(Collection entries)
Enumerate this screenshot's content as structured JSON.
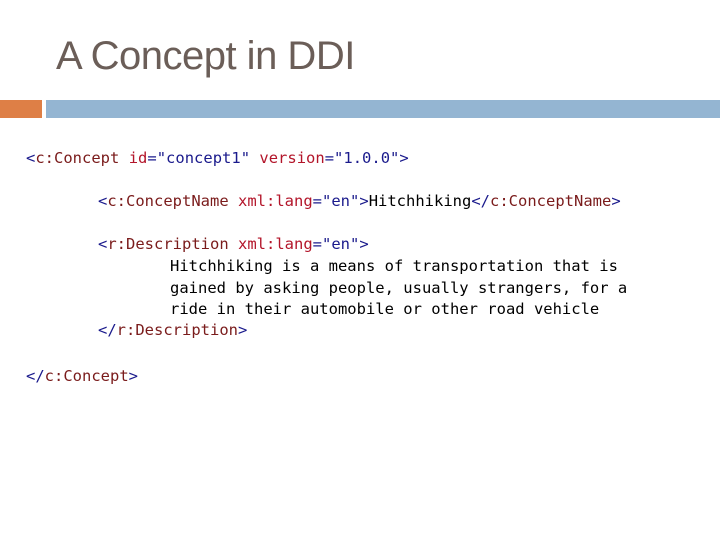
{
  "slide": {
    "title": "A Concept in DDI",
    "colors": {
      "accent_orange": "#de7f46",
      "accent_blue": "#94b5d2",
      "title": "#6b5e58"
    }
  },
  "code": {
    "concept_open": {
      "lt": "<",
      "tag": "c:Concept",
      "id_attr": "id",
      "eq1": "=",
      "id_val": "\"concept1\"",
      "ver_attr": "version",
      "eq2": "=",
      "ver_val": "\"1.0.0\"",
      "gt": ">"
    },
    "name_line": {
      "lt": "<",
      "tag": "c:ConceptName",
      "attr": "xml:lang",
      "eq": "=",
      "val": "\"en\"",
      "gt": ">",
      "text": "Hitchhiking",
      "close_lt": "</",
      "close_tag": "c:ConceptName",
      "close_gt": ">"
    },
    "desc_open": {
      "lt": "<",
      "tag": "r:Description",
      "attr": "xml:lang",
      "eq": "=",
      "val": "\"en\"",
      "gt": ">"
    },
    "desc_text": [
      "Hitchhiking is a means of transportation that is",
      "gained by asking people, usually strangers, for a",
      "ride in their automobile or other road vehicle"
    ],
    "desc_close": {
      "lt": "</",
      "tag": "r:Description",
      "gt": ">"
    },
    "concept_close": {
      "lt": "</",
      "tag": "c:Concept",
      "gt": ">"
    }
  }
}
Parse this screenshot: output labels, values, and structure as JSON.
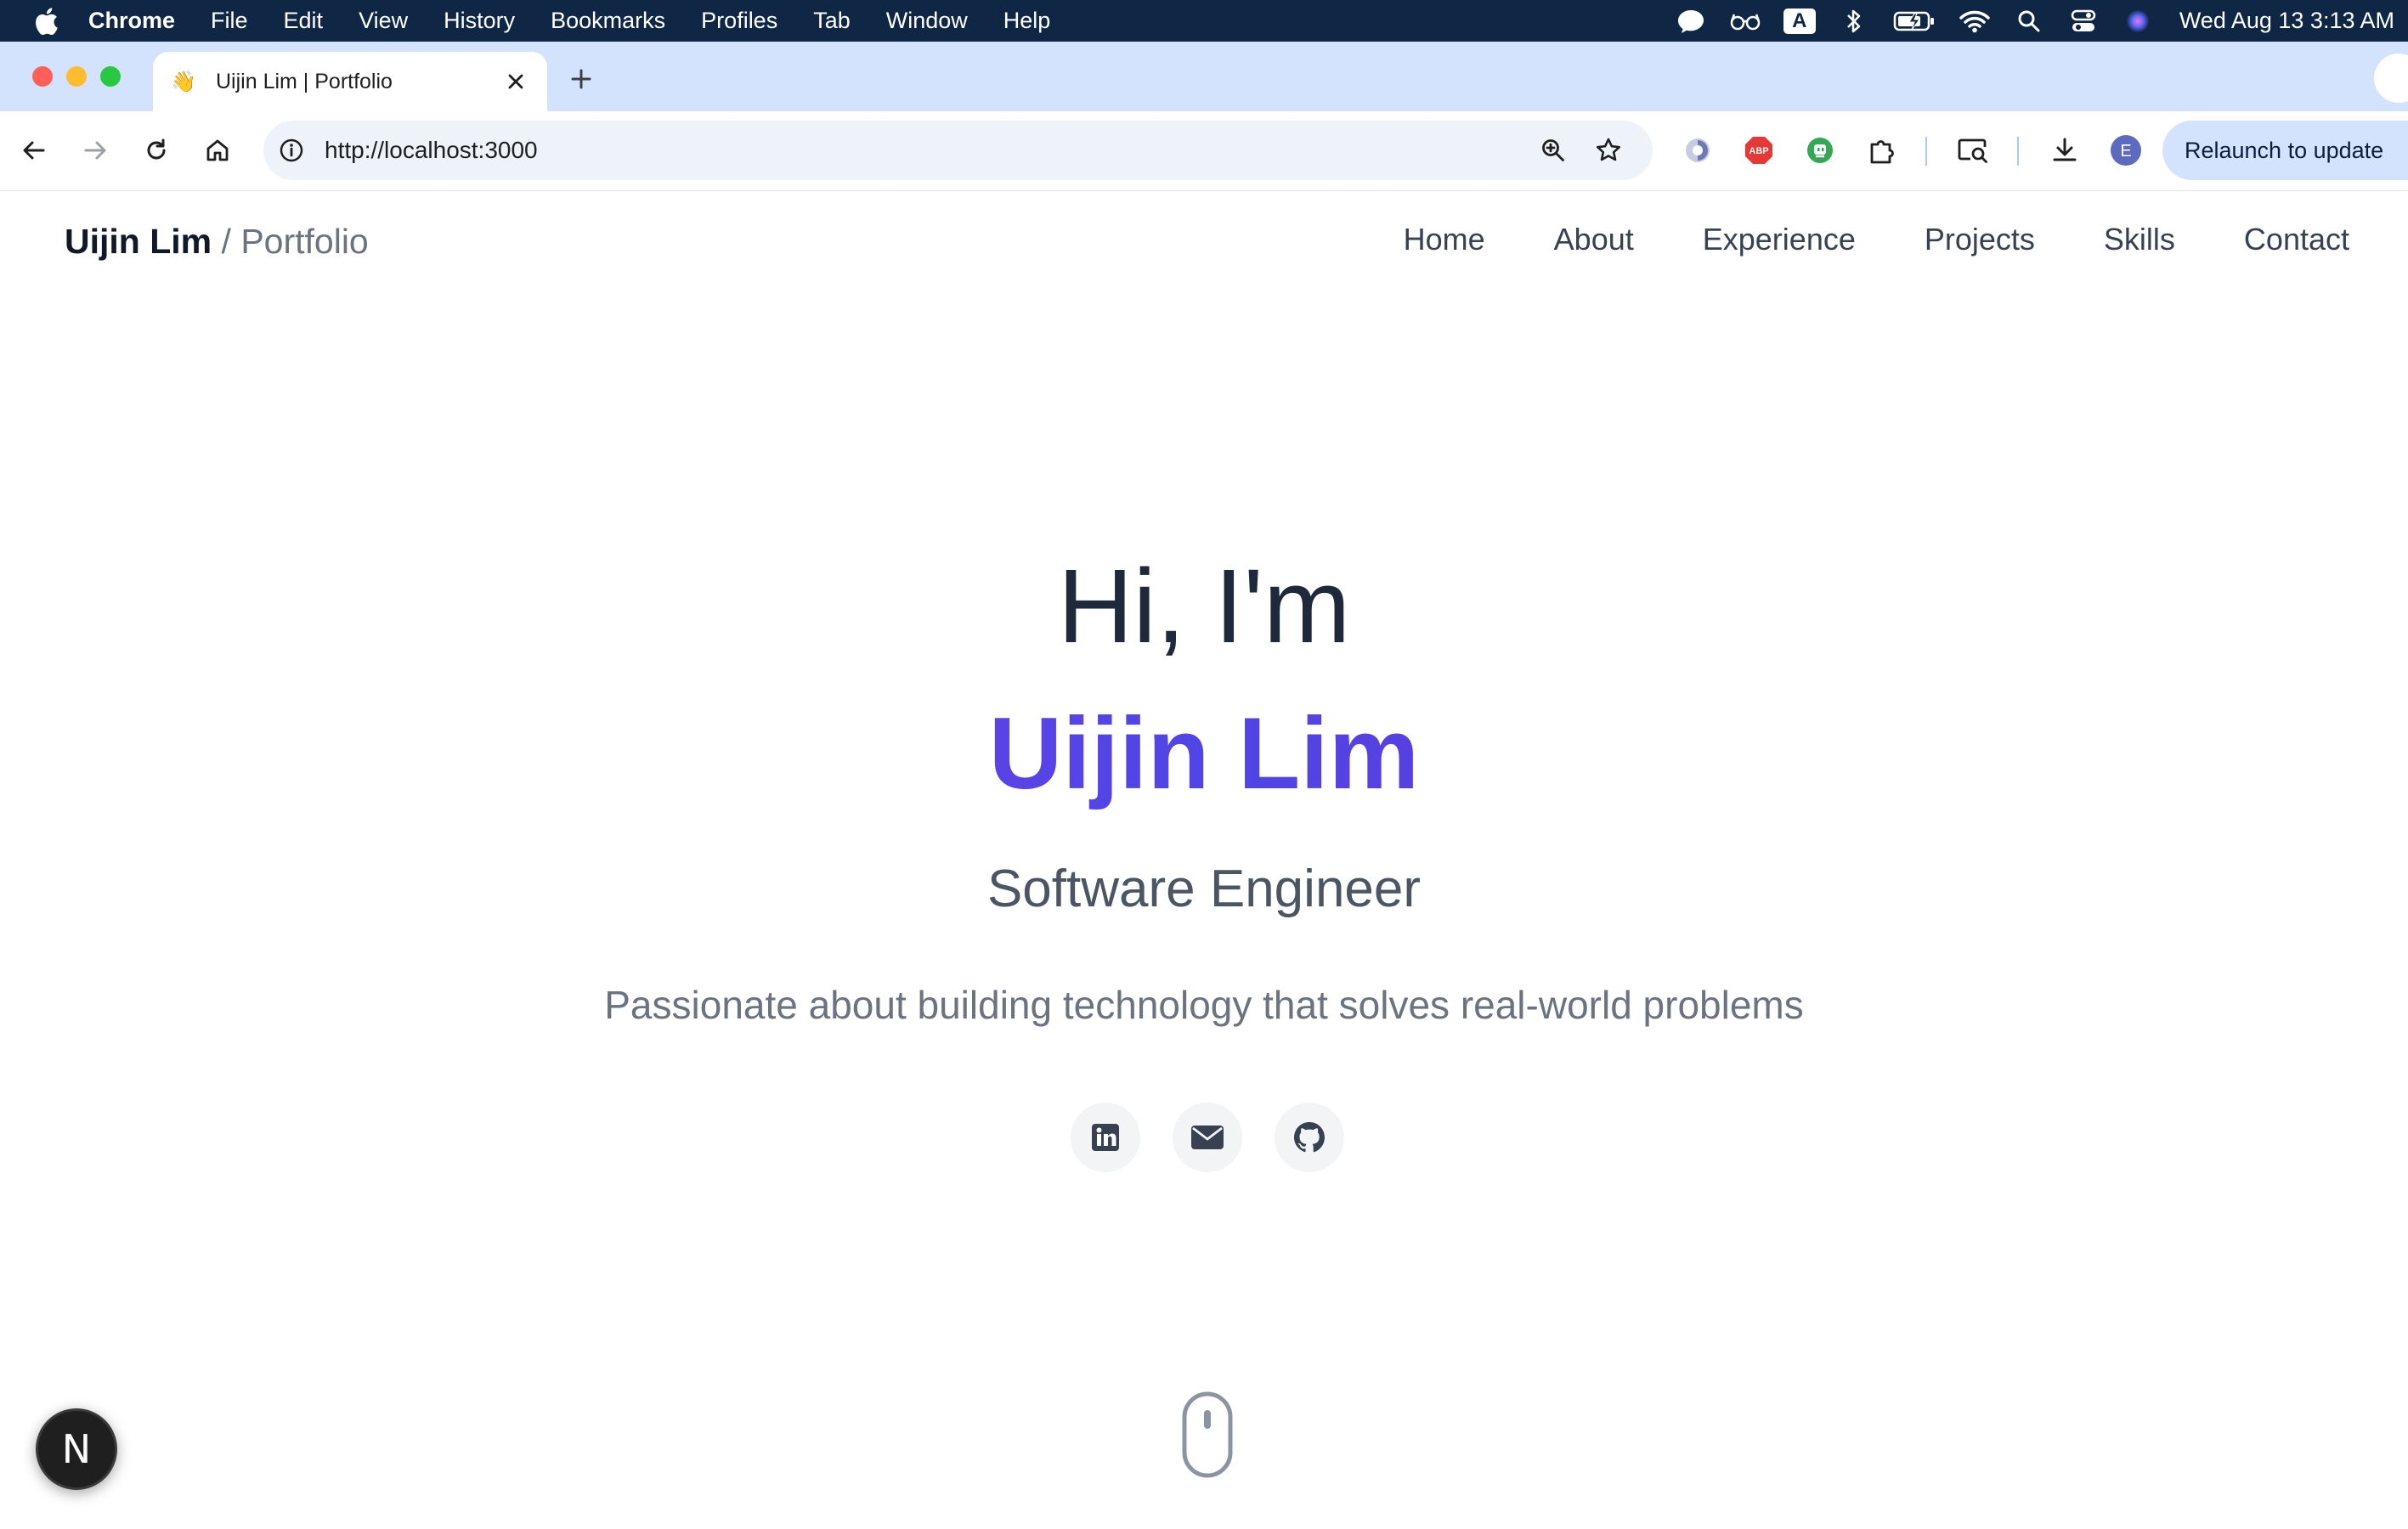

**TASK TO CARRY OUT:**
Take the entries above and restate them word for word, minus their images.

**REPLY TO THE EXERCISE:**
Enumerate this screenshot's content as structured JSON.
{
  "slide": {
    "title": "A Concept in DDI",
    "colors": {
      "accent_orange": "#de7f46",
      "accent_blue": "#94b5d2",
      "title": "#6b5e58"
    }
  },
  "code": {
    "concept_open": {
      "lt": "<",
      "tag": "c:Concept",
      "id_attr": "id",
      "eq1": "=",
      "id_val": "\"concept1\"",
      "ver_attr": "version",
      "eq2": "=",
      "ver_val": "\"1.0.0\"",
      "gt": ">"
    },
    "name_line": {
      "lt": "<",
      "tag": "c:ConceptName",
      "attr": "xml:lang",
      "eq": "=",
      "val": "\"en\"",
      "gt": ">",
      "text": "Hitchhiking",
      "close_lt": "</",
      "close_tag": "c:ConceptName",
      "close_gt": ">"
    },
    "desc_open": {
      "lt": "<",
      "tag": "r:Description",
      "attr": "xml:lang",
      "eq": "=",
      "val": "\"en\"",
      "gt": ">"
    },
    "desc_text": [
      "Hitchhiking is a means of transportation that is",
      "gained by asking people, usually strangers, for a",
      "ride in their automobile or other road vehicle"
    ],
    "desc_close": {
      "lt": "</",
      "tag": "r:Description",
      "gt": ">"
    },
    "concept_close": {
      "lt": "</",
      "tag": "c:Concept",
      "gt": ">"
    }
  }
}
Parse this screenshot: output labels, values, and structure as JSON.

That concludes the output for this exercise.